Task to complete
The answer should contain all of the data, retyped without any alteration.
┄┄┄┄┄┄┄┄┄┄
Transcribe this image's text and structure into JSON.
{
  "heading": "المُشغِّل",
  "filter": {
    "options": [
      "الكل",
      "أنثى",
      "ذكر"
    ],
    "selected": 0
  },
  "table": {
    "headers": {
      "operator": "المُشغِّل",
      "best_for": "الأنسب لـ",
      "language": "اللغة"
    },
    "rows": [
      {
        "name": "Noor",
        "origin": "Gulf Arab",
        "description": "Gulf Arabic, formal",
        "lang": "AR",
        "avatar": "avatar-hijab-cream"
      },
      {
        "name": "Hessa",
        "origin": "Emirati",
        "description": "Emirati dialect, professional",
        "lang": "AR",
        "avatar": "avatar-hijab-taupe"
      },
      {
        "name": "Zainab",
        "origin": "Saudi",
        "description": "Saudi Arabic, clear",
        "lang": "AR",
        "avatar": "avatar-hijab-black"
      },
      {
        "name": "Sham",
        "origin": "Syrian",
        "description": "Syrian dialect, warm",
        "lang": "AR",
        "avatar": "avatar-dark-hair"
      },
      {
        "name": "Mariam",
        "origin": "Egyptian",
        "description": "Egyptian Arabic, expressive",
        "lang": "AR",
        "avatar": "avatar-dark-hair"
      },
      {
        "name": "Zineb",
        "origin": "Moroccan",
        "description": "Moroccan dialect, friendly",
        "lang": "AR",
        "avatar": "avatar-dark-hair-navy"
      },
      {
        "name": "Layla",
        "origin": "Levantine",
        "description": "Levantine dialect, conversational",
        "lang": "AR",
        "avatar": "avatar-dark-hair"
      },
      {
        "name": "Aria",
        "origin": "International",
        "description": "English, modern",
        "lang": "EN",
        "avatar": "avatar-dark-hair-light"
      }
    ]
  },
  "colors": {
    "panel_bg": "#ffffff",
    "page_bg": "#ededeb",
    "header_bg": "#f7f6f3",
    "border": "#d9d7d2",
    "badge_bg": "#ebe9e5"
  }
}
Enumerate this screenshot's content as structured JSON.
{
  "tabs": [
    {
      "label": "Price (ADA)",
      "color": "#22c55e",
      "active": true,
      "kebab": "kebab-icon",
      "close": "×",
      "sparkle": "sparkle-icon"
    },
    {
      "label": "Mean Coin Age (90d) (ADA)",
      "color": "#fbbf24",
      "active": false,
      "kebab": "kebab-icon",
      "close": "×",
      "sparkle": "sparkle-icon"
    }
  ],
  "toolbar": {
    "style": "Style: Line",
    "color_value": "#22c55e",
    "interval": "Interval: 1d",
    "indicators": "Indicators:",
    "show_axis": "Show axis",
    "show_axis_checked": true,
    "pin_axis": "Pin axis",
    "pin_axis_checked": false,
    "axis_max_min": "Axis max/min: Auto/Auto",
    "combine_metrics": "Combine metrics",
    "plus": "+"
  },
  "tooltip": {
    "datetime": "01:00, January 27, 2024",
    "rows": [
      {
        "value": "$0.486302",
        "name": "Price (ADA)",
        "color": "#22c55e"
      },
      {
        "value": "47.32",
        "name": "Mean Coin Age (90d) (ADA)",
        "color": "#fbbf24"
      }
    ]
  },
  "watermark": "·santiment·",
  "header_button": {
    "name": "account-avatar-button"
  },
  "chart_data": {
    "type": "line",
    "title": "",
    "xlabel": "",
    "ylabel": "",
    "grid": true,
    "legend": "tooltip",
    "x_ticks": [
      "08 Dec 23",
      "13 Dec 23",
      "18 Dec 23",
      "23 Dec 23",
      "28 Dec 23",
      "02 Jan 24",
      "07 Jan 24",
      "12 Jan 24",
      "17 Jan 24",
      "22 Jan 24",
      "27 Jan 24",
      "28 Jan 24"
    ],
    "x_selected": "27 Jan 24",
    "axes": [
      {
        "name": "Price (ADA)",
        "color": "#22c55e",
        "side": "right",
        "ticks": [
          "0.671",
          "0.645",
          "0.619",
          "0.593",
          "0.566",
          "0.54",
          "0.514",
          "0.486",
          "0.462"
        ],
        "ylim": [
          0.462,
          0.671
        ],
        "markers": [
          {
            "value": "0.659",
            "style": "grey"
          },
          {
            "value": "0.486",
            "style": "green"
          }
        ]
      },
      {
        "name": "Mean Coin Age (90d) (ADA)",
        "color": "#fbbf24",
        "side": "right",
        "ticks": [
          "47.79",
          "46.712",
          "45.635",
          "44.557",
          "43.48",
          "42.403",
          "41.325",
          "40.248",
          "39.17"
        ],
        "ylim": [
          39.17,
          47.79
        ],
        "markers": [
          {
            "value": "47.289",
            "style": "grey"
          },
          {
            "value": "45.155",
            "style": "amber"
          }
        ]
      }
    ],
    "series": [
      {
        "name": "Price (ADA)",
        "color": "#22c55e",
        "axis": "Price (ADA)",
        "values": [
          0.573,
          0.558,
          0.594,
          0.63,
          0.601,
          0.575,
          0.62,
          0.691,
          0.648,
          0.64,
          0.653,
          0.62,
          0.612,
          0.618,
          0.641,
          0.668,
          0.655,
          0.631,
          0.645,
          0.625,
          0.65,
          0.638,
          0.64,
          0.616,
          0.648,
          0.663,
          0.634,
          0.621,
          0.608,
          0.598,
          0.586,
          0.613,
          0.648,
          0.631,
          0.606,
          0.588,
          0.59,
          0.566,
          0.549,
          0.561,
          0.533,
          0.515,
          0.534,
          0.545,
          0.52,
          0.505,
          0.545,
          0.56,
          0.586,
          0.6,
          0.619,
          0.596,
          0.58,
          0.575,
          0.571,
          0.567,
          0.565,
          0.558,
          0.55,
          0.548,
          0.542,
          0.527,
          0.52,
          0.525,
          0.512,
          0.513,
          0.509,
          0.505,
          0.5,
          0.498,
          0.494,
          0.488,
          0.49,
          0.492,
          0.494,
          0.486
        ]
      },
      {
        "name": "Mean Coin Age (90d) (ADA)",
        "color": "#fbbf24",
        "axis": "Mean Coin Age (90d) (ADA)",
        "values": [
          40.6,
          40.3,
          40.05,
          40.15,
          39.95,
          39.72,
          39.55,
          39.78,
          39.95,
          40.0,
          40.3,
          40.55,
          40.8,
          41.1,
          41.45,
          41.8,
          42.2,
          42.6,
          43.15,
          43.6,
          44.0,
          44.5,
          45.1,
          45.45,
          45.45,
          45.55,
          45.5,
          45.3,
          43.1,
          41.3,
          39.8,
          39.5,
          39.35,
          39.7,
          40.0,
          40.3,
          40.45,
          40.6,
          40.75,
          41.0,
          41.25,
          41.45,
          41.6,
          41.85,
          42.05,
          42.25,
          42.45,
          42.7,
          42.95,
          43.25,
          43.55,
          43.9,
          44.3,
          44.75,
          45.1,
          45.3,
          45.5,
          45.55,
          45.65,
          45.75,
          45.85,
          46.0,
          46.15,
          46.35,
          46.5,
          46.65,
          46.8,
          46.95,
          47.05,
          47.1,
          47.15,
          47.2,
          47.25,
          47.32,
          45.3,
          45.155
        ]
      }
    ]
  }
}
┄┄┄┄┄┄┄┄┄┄
Solution below
Transcribe this image's text and structure into JSON.
{
  "heading": "المُشغِّل",
  "filter": {
    "options": [
      "الكل",
      "أنثى",
      "ذكر"
    ],
    "selected": 0
  },
  "table": {
    "headers": {
      "operator": "المُشغِّل",
      "best_for": "الأنسب لـ",
      "language": "اللغة"
    },
    "rows": [
      {
        "name": "Noor",
        "origin": "Gulf Arab",
        "description": "Gulf Arabic, formal",
        "lang": "AR",
        "avatar": "avatar-hijab-cream"
      },
      {
        "name": "Hessa",
        "origin": "Emirati",
        "description": "Emirati dialect, professional",
        "lang": "AR",
        "avatar": "avatar-hijab-taupe"
      },
      {
        "name": "Zainab",
        "origin": "Saudi",
        "description": "Saudi Arabic, clear",
        "lang": "AR",
        "avatar": "avatar-hijab-black"
      },
      {
        "name": "Sham",
        "origin": "Syrian",
        "description": "Syrian dialect, warm",
        "lang": "AR",
        "avatar": "avatar-dark-hair"
      },
      {
        "name": "Mariam",
        "origin": "Egyptian",
        "description": "Egyptian Arabic, expressive",
        "lang": "AR",
        "avatar": "avatar-dark-hair"
      },
      {
        "name": "Zineb",
        "origin": "Moroccan",
        "description": "Moroccan dialect, friendly",
        "lang": "AR",
        "avatar": "avatar-dark-hair-navy"
      },
      {
        "name": "Layla",
        "origin": "Levantine",
        "description": "Levantine dialect, conversational",
        "lang": "AR",
        "avatar": "avatar-dark-hair"
      },
      {
        "name": "Aria",
        "origin": "International",
        "description": "English, modern",
        "lang": "EN",
        "avatar": "avatar-dark-hair-light"
      }
    ]
  },
  "colors": {
    "panel_bg": "#ffffff",
    "page_bg": "#ededeb",
    "header_bg": "#f7f6f3",
    "border": "#d9d7d2",
    "badge_bg": "#ebe9e5"
  }
}
Enumerate this screenshot's content as structured JSON.
{
  "tabs": [
    {
      "label": "Price (ADA)",
      "color": "#22c55e",
      "active": true,
      "kebab": "kebab-icon",
      "close": "×",
      "sparkle": "sparkle-icon"
    },
    {
      "label": "Mean Coin Age (90d) (ADA)",
      "color": "#fbbf24",
      "active": false,
      "kebab": "kebab-icon",
      "close": "×",
      "sparkle": "sparkle-icon"
    }
  ],
  "toolbar": {
    "style": "Style: Line",
    "color_value": "#22c55e",
    "interval": "Interval: 1d",
    "indicators": "Indicators:",
    "show_axis": "Show axis",
    "show_axis_checked": true,
    "pin_axis": "Pin axis",
    "pin_axis_checked": false,
    "axis_max_min": "Axis max/min: Auto/Auto",
    "combine_metrics": "Combine metrics",
    "plus": "+"
  },
  "tooltip": {
    "datetime": "01:00, January 27, 2024",
    "rows": [
      {
        "value": "$0.486302",
        "name": "Price (ADA)",
        "color": "#22c55e"
      },
      {
        "value": "47.32",
        "name": "Mean Coin Age (90d) (ADA)",
        "color": "#fbbf24"
      }
    ]
  },
  "watermark": "·santiment·",
  "header_button": {
    "name": "account-avatar-button"
  },
  "chart_data": {
    "type": "line",
    "title": "",
    "xlabel": "",
    "ylabel": "",
    "grid": true,
    "legend": "tooltip",
    "x_ticks": [
      "08 Dec 23",
      "13 Dec 23",
      "18 Dec 23",
      "23 Dec 23",
      "28 Dec 23",
      "02 Jan 24",
      "07 Jan 24",
      "12 Jan 24",
      "17 Jan 24",
      "22 Jan 24",
      "27 Jan 24",
      "28 Jan 24"
    ],
    "x_selected": "27 Jan 24",
    "axes": [
      {
        "name": "Price (ADA)",
        "color": "#22c55e",
        "side": "right",
        "ticks": [
          "0.671",
          "0.645",
          "0.619",
          "0.593",
          "0.566",
          "0.54",
          "0.514",
          "0.486",
          "0.462"
        ],
        "ylim": [
          0.462,
          0.671
        ],
        "markers": [
          {
            "value": "0.659",
            "style": "grey"
          },
          {
            "value": "0.486",
            "style": "green"
          }
        ]
      },
      {
        "name": "Mean Coin Age (90d) (ADA)",
        "color": "#fbbf24",
        "side": "right",
        "ticks": [
          "47.79",
          "46.712",
          "45.635",
          "44.557",
          "43.48",
          "42.403",
          "41.325",
          "40.248",
          "39.17"
        ],
        "ylim": [
          39.17,
          47.79
        ],
        "markers": [
          {
            "value": "47.289",
            "style": "grey"
          },
          {
            "value": "45.155",
            "style": "amber"
          }
        ]
      }
    ],
    "series": [
      {
        "name": "Price (ADA)",
        "color": "#22c55e",
        "axis": "Price (ADA)",
        "values": [
          0.573,
          0.558,
          0.594,
          0.63,
          0.601,
          0.575,
          0.62,
          0.691,
          0.648,
          0.64,
          0.653,
          0.62,
          0.612,
          0.618,
          0.641,
          0.668,
          0.655,
          0.631,
          0.645,
          0.625,
          0.65,
          0.638,
          0.64,
          0.616,
          0.648,
          0.663,
          0.634,
          0.621,
          0.608,
          0.598,
          0.586,
          0.613,
          0.648,
          0.631,
          0.606,
          0.588,
          0.59,
          0.566,
          0.549,
          0.561,
          0.533,
          0.515,
          0.534,
          0.545,
          0.52,
          0.505,
          0.545,
          0.56,
          0.586,
          0.6,
          0.619,
          0.596,
          0.58,
          0.575,
          0.571,
          0.567,
          0.565,
          0.558,
          0.55,
          0.548,
          0.542,
          0.527,
          0.52,
          0.525,
          0.512,
          0.513,
          0.509,
          0.505,
          0.5,
          0.498,
          0.494,
          0.488,
          0.49,
          0.492,
          0.494,
          0.486
        ]
      },
      {
        "name": "Mean Coin Age (90d) (ADA)",
        "color": "#fbbf24",
        "axis": "Mean Coin Age (90d) (ADA)",
        "values": [
          40.6,
          40.3,
          40.05,
          40.15,
          39.95,
          39.72,
          39.55,
          39.78,
          39.95,
          40.0,
          40.3,
          40.55,
          40.8,
          41.1,
          41.45,
          41.8,
          42.2,
          42.6,
          43.15,
          43.6,
          44.0,
          44.5,
          45.1,
          45.45,
          45.45,
          45.55,
          45.5,
          45.3,
          43.1,
          41.3,
          39.8,
          39.5,
          39.35,
          39.7,
          40.0,
          40.3,
          40.45,
          40.6,
          40.75,
          41.0,
          41.25,
          41.45,
          41.6,
          41.85,
          42.05,
          42.25,
          42.45,
          42.7,
          42.95,
          43.25,
          43.55,
          43.9,
          44.3,
          44.75,
          45.1,
          45.3,
          45.5,
          45.55,
          45.65,
          45.75,
          45.85,
          46.0,
          46.15,
          46.35,
          46.5,
          46.65,
          46.8,
          46.95,
          47.05,
          47.1,
          47.15,
          47.2,
          47.25,
          47.32,
          45.3,
          45.155
        ]
      }
    ]
  }
}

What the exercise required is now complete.